How Ancient Greek Theater Speaks to Modern Issues of Public Health and Social Justice
Bryan Doerries Guests on the Book Dreams Podcast
Above: De-Rance Blaylock sings in Antigone in Ferguson. Photo by Gregg Richards.
What if our experience of ancient Greek plays, rather than involving stultifying boredom, could instead evoke powerful emotions? Bryan Doerries—author of many books involving ancient Greek plays and Artistic Director of Theater of War Productions—talks with Julie and Eve about the tragic loss in his life that caused Greek plays to suddenly begin “sp[eaking] directly to me as if they’ve been written for me.” As a director, he has since sought “audience[s] that have experienced the extremities of life.” He’s performed at hospitals, for the military, in prisons, for addicts, and for the survivors of natural disasters. Bryan discusses what it is about ancient Greek plays that make them resonate all these centuries later. He also details why the audience discussions that follow the play can be more meaningful than the performances themselves. Finally, Bryan explains how the protocols of theatergoing today are a “kind of violence.”
From the episode:
Bryan: I would argue that the real performance is in the discussion [that audience members have after performances of ancient Greek plays by his company]. People get up and get vulnerable and share things they’ve never shared in private, let alone in front of a thousand people, and weave their comments into their interpretations of the play and quote from the play. The first person who ever did this was at a Theater of War Performance in San Diego for 400 Marines and their spouses.
We were performing two [ancient Greek] war plays. After the performance, one of the first people to speak was a military spouse, and she said, “Hello, my name is Marcelle. I’m the proud mother of a Marine and the wife of a Navy Seal. My husband went away to war. And each time over those four times that he went to war, he came back, dragging invisible bodies into our house. Just like in the play. And to quote from the play, ‘Our home is a slaughterhouse.’” Which is my translation into a kind of modern vernacular.
So that’s exemplary of what I’m talking about. A spouse can name the truth by using the vocabulary and the syntax of the translation she just heard perform. And in so doing, she can give permission to all the rest of the spouses in the room to follow her courageous lead.

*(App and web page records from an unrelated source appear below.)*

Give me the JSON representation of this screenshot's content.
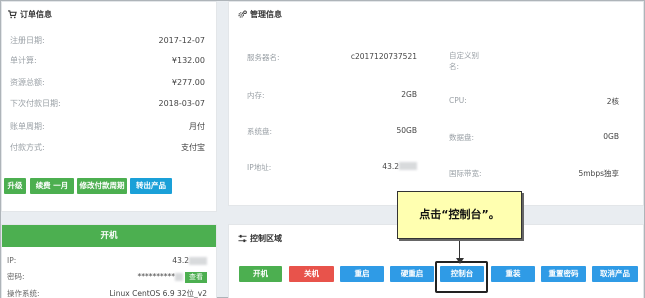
{
  "order": {
    "title": "订单信息",
    "rows": [
      {
        "label": "注册日期:",
        "value": "2017-12-07"
      },
      {
        "label": "单计算:",
        "value": "¥132.00"
      },
      {
        "label": "资源总额:",
        "value": "¥277.00"
      },
      {
        "label": "下次付款日期:",
        "value": "2018-03-07"
      },
      {
        "label": "账单周期:",
        "value": "月付"
      },
      {
        "label": "付款方式:",
        "value": "支付宝"
      }
    ],
    "buttons": [
      "升级",
      "续费 一月",
      "修改付款周期",
      "转出产品"
    ]
  },
  "management": {
    "title": "管理信息",
    "left": [
      {
        "label": "服务器名:",
        "value": "c2017120737521"
      },
      {
        "label": "内存:",
        "value": "2GB"
      },
      {
        "label": "系统盘:",
        "value": "50GB"
      },
      {
        "label": "IP地址:",
        "value": "43.2"
      }
    ],
    "right": [
      {
        "label": "自定义别名:",
        "value": ""
      },
      {
        "label": "CPU:",
        "value": "2核"
      },
      {
        "label": "数据盘:",
        "value": "0GB"
      },
      {
        "label": "国际带宽:",
        "value": "5mbps独享"
      }
    ]
  },
  "power": {
    "status": "开机",
    "ip_label": "IP:",
    "ip_value": "43.2",
    "password_label": "密码:",
    "password_value": "**********",
    "view_label": "查看",
    "os_label": "操作系统:",
    "os_value": "Linux CentOS 6.9 32位_v2"
  },
  "control": {
    "title": "控制区域",
    "buttons": {
      "start": "开机",
      "shutdown": "关机",
      "reboot": "重启",
      "hard_reboot": "硬重启",
      "console": "控制台",
      "reinstall": "重装",
      "reset_password": "重置密码",
      "cancel_product": "取消产品"
    }
  },
  "callout": {
    "text": "点击“控制台”。"
  },
  "colors": {
    "green": "#4caf50",
    "blue": "#2f9be6",
    "red": "#e8534b",
    "callout_bg": "#ffffb0"
  }
}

And the room’s just open, because we all need—I mean, permission is not the right word—we all need encouragement. One of the things that Greek plays do when the actors commit to the emotional requirements of them going to 20—you know, way past 10—the actors have already gone this far. They moved the walls of the room back; just meet us halfway. It’s fine. This is a place where we can actually express our grief. The note that I give actors before they go on stage in front of these audiences, I go up and I whisper it in their ear, “Make them wish they’d never come.”
Eve: Yeah, we were going to ask you about that.
Bryan: In my translations, you’ll see that instead of translating what’s in the Greek, I just write “an inhuman cry.” You know, have a sound emanate from your body that you’ve never heard before, for which you may be embarrassed afterwards. And that’s an act of service, because if for a brief moment we’ve made the audience wish they’d never come, if everyone is scanning for the exits for a brief moment, well then in our model—because there’s a discussion immediately afterwards—we can then interrogate, what makes us so uncomfortable? The utility of ancient Greek tragedy is it can make us profoundly uncomfortable to watch it. And I think that’s one of the reasons why it’s stood the test of time.
Bryan Doerries is a writer, director, and translator. His theater company presents dramatic readings of seminal plays and texts to frame community conversations about pressing issues of public health and social justice. He has received an honorary doctorate of humane letters from Kenyon College, and he was named Public Artist in Residence for the city of New York. Bryan’s most recent book, which offers a contemporary translation of ancient Greek tragedies, is Oedipus Trilogy: New Versions of Sophocles’ Oedipus the King, Oedipus at Colonus, and Antigone.
Book Dreams is a podcast for everyone who loves books and misses English class. Co-hosted by Julie Sternberg and Eve Yohalem, Book Dreams releases new episodes every Thursday. Each episode explores book-related topics you can’t stop thinking about—whether you know it yet or not.